“I truly felt the difference our team was making in that moment to help those babies,” Waller said. “We used the resources and skillsets we had available to provide great care. Had our team not been there, I don’t believe they would have lived.”
Waller is grateful for the support of St. Anthony, which provided supplies and a mission trip support fund to match her employee vacation hours.
“St. Anthony’s generous donations were an invaluable asset for our trip,” Waller said. “We used many supplies while there. Every little bit counts and each donation helps to lessen the burden of providing health care in Haiti. The vacation match program also helped my husband and me financially with the trip. It meant the world to us.”
Jamie encourages others to partake in the same types of endeavors. She and Cory are leading by example, returning to Haiti in April with the hopes of spending more time in orphanages to show their support of Haitian children and continuing the relationships they built in November.
“I felt God’s presence many times while there – whether it was getting to know the people around me or guiding my hands while working with patients,” Waller said. “I truly believe that everything happens for a reason. My husband and I went on this trip to serve God and show love to other parts of the world by hugging someone that needs a hug or providing life or death care to a newborn baby. I am incredibly blessed and grateful for the opportunity to help others.”
The Iowa Hospital Association is pleased that the American Health Care Act was not pushed through the House on a wave of political pressure. There is far too much at stake – and too many unanswered questions – to force through a bill that would jeopardize health insurance coverage for more than 20 million Americans, including 200,000 Iowans.
The Affordable Care Act is not perfect, but Iowa’s hospitals are committed to working with elected officials and agency administrators on addressing those problems and making it better, just as we have been for the last seven years.
However, the AHCA was not the answer. It endangered the health of thousands of Iowans – senior citizens, children and families, the disabled, veterans and others – who have received health coverage under the Affordable Care Act. It threatened the Medicaid program that serves 630,000 Iowa residents. And it would have been an economic disaster for our state budget as well as hospitals and other health care providers that all Iowans depend on.

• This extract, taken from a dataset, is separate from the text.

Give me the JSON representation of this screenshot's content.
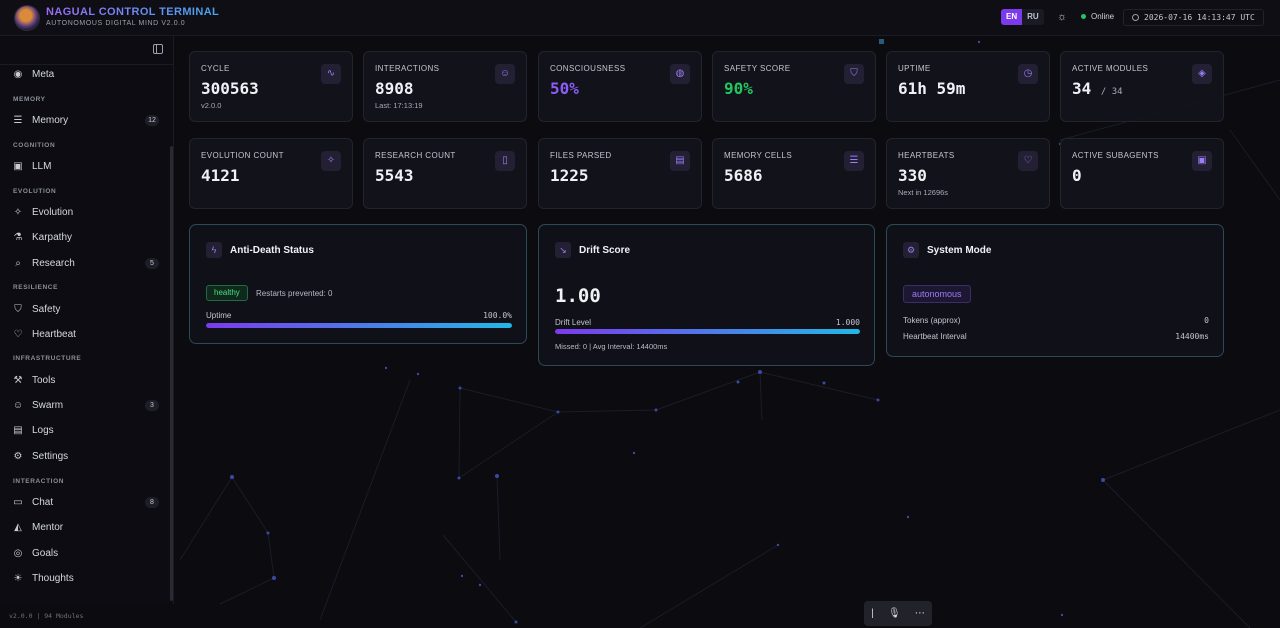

Iowa’s hospitals will continue to work with our congressional delegation as advocates dedicated to improving the health and lives of Iowans.